By David Shepardson
WASHINGTON (Reuters) -Tesla is recalling over 2 million vehicles in the U.S. to install new safeguards in its Autopilot advanced driver-assistance system, after a federal safety regulator cited safety concerns.
The largest-ever Tesla recall appears to cover nearly all vehicles on U.S. roads to better ensure drivers pay attention when using the system. Tesla’s recall filing said that Autopilot’s software system controls “may not be sufficient to prevent driver misuse” and could increase the risk of a crash.
The National Highway Traffic Safety Administration (NHTSA) has spent over two years investigating whether vehicles produced by the electric automaker led by billionaire Elon Musk adequately ensure drivers pay attention.
Acting NHTSA Administrator Ann Carlson praised Tesla for agreeing to the recall. “One of the things we determined is that drivers are not always paying attention when that system is on,” she said at a U.S. House hearing.
Carlson said the agency opened a safety probe in August 2021 when she kept hearing about fatal crashes involving use of Autopilot. “My immediate response was, ‘We have to do something about this,'” she said.
Separately, Transport Canada said Tesla will recall 193,000 vehicles to address the Autopilot issue. It was not immediately clear if China will demand a recall.
Tesla shares were flat Wednesday afternoon.
Tesla’s Autopilot is intended to enable cars to steer, accelerate and brake automatically within their lane, while enhanced Autopilot can assist in changing lanes on highways but does not make vehicles autonomous.
One component of Autopilot is Autosteer, which maintains a set speed or following distance and works to keep a vehicle in its driving lane.
Tesla said it did not agree with NHTSA’s analysis but would deploy an over-the-air software update that will “incorporate additional controls and alerts to those already existing on affected vehicles to further encourage the driver to adhere to their continuous driving responsibility whenever Autosteer is engaged.”
U.S. Senators Ed Markey and Richard Blumenthal said the recall “is critically needed to make Tesla’s cars safer, but it is egregiously overdue… We urge NHTSA to continue its investigations to spur necessary recalls, and Tesla to stop misleading drivers and putting the public in great danger.”
NHTSA said its investigation into Autopilot will remain open as it monitors Tesla’s remedies.
Tesla did not respond to a question on the extent of the recall worldwide or give more precise details of the new safeguards.
NHTSA opened its August 2021 probe of Autopilot after identifying more than a dozen crashes in which Tesla vehicles hit stationary emergency vehicles. The probe was upgraded in June 2022.NHTSA said it found Autopilot “can provide inadequate driver engagement and usage controls that can lead to foreseeable misuse.” NHTSA reviewed 956 crashes where Autopilot was initially alleged to have been in use and focused on 322 Autopilot-involved crashes.
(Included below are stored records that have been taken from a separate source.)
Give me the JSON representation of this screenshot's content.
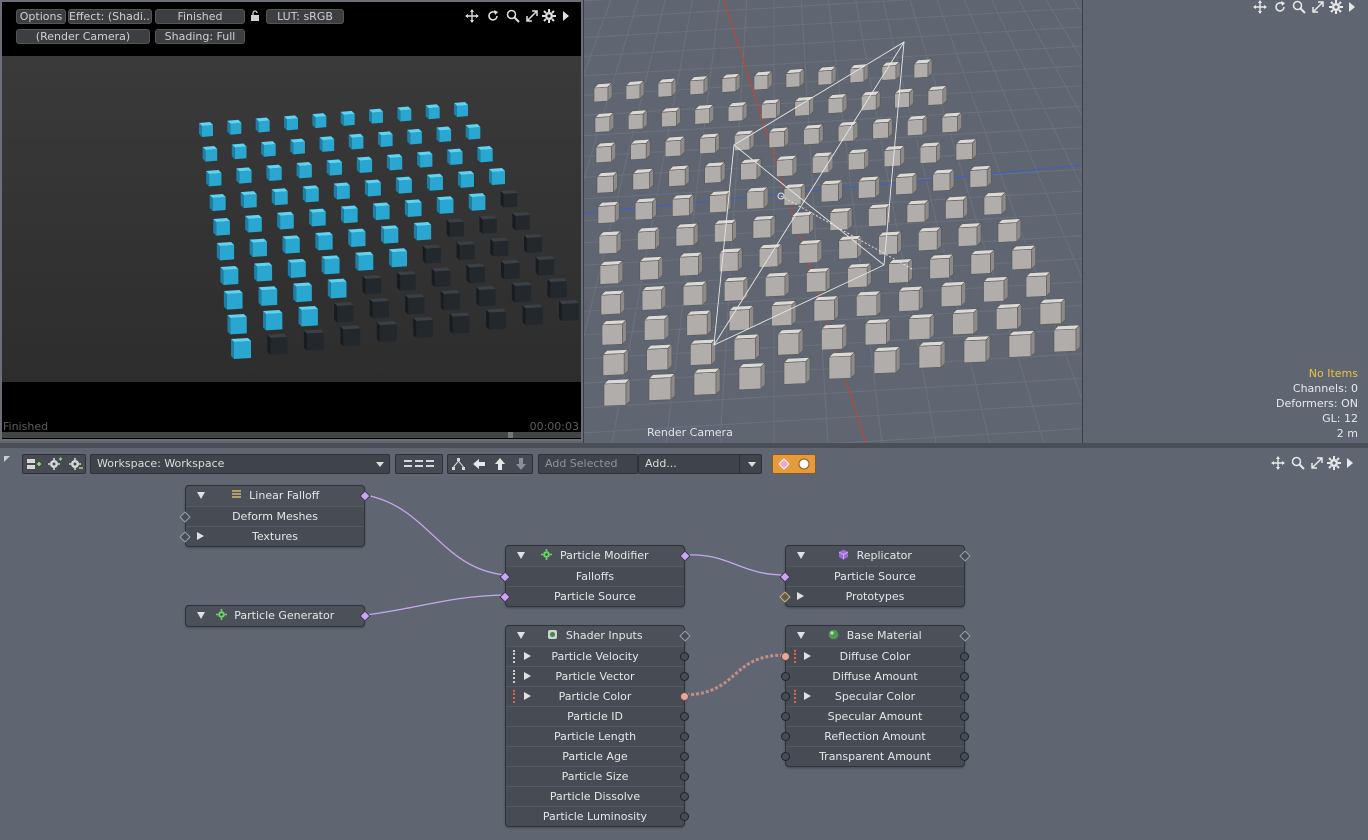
{
  "render": {
    "options_label": "Options",
    "effect_label": "Effect: (Shadi...",
    "status_label": "Finished",
    "lut_label": "LUT: sRGB",
    "camera_label": "(Render Camera)",
    "shading_label": "Shading: Full",
    "footer_status": "Finished",
    "footer_time": "00:00:03",
    "progress": 1.0,
    "toolbar_icons": [
      "move-icon",
      "refresh-icon",
      "zoom-icon",
      "maximize-icon",
      "gear-icon",
      "play-arrow-icon"
    ]
  },
  "viewport": {
    "camera_label": "Render Camera",
    "info": {
      "selection": "No Items",
      "channels": "Channels: 0",
      "deformers": "Deformers: ON",
      "gl": "GL: 12",
      "scale": "2 m"
    },
    "icons": [
      "move-icon",
      "rotate-icon",
      "zoom-icon",
      "maximize-icon",
      "gear-icon",
      "play-arrow-icon"
    ]
  },
  "schematic": {
    "workspace_label": "Workspace: Workspace",
    "add_selected_label": "Add Selected",
    "add_label": "Add...",
    "nodes": {
      "linear_falloff": {
        "title": "Linear Falloff",
        "rows": [
          "Deform Meshes",
          "Textures"
        ]
      },
      "particle_generator": {
        "title": "Particle Generator"
      },
      "particle_modifier": {
        "title": "Particle Modifier",
        "rows": [
          "Falloffs",
          "Particle Source"
        ]
      },
      "replicator": {
        "title": "Replicator",
        "rows": [
          "Particle Source",
          "Prototypes"
        ]
      },
      "shader_inputs": {
        "title": "Shader Inputs",
        "rows": [
          "Particle Velocity",
          "Particle Vector",
          "Particle Color",
          "Particle ID",
          "Particle Length",
          "Particle Age",
          "Particle Size",
          "Particle Dissolve",
          "Particle Luminosity"
        ]
      },
      "base_material": {
        "title": "Base Material",
        "rows": [
          "Diffuse Color",
          "Diffuse Amount",
          "Specular Color",
          "Specular Amount",
          "Reflection Amount",
          "Transparent Amount"
        ]
      }
    }
  },
  "colors": {
    "viewport_bg": "#5f6671",
    "link_purple": "#c9a6f0",
    "link_pink": "#e8a69a",
    "cube_blue": "#33b5dc",
    "cube_dark": "#2a2e33",
    "axis_red": "#c8442e",
    "axis_blue": "#3a5fcf",
    "info_yellow": "#f0c040"
  }
}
Bryant Walker Smith, a University of South Carolina law professor, said the software-only fix will be fairly limited. The recall “really seems to put so much responsibility on human drivers instead of a system that facilitates such misuse.”
Donald Slavik, an attorney representing multiple people suing Tesla alleging Autopilot defects, said some jurisdictions including California could allow plaintiffs to introduce the NHTSA recall into evidence, as well as other post-accident fixes made by Tesla. At the same time, plaintiffs still must prove the defect involved in the recall caused their particular accident.
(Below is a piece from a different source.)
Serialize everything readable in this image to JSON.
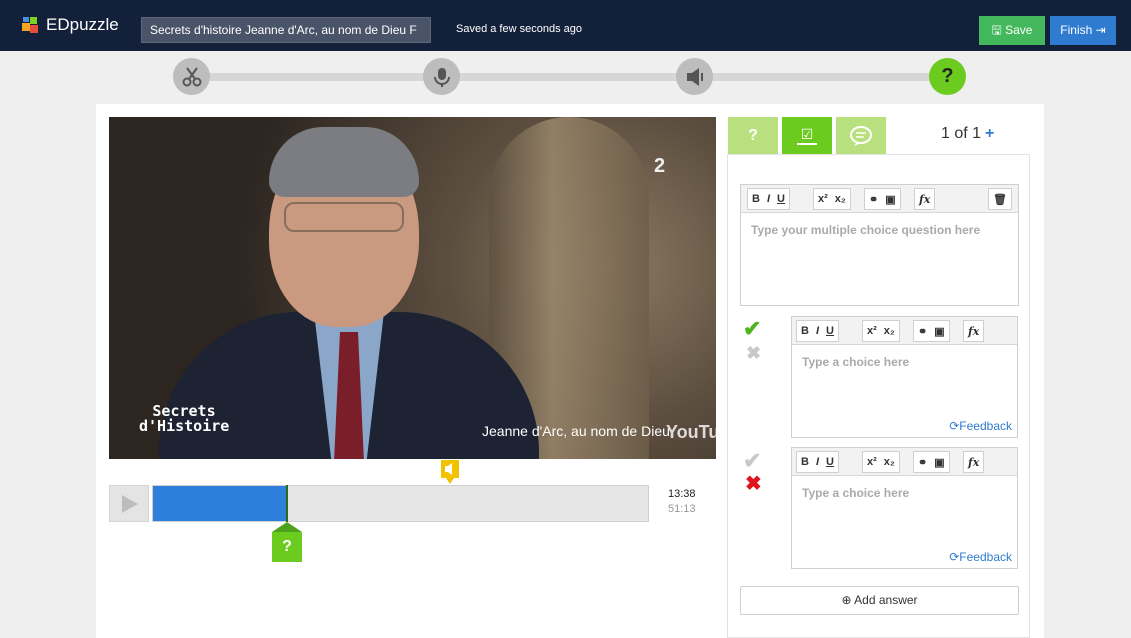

“This is one step … but it’s not a determination in any case,” Slavik said.
Separately, since 2016, NHTSA has opened more than three dozen Tesla special crash investigations in cases where driver systems such as Autopilot were suspected of being used, with 23 crash deaths reported to date.
NHTSA said there may be increased crash risks when Autopilot is engaged but drivers do not maintain responsibility and is unprepared to intervene.
Tesla will roll out the update to 2.03 million Model S, X, 3 and Y vehicles in the U.S. dating back to 2012, the agency said.
The update based on vehicle hardware will include increasing prominence of visual alerts, simplifying engagement and disengagement of Autosteer and additional checks upon engaging Autosteer.
Tesla disclosed in October the U.S. Justice Department issued subpoenas related to its Full Self-Driving (FSD) and Autopilot. Reuters reported in October 2022 that Tesla was under criminal investigation.
Tesla in February recalled 362,000 U.S. vehicles to update its FSD Beta software after NHTSA said the vehicles did not adequately adhere to traffic safety laws and could cause crashes.
NHTSA closed an earlier investigation into Autopilot in 2017 without taking action. The National Transportation Safety Board (NTSB) has criticized Tesla for a lack of system safeguards for Autopilot, and NHTSA for a failure to ensure the safety of Autopilot.
(Reporting by Mrinmay Dey and Aditya Soni in Bengaluru and David Shepardson in Washington; additional reporting by Angelo Amante in Rome, Christina Amann in Berlin and Daniel Levine in San Francisco; Editing by Tomasz Janowski, Matthew Lewis and David Gregorio)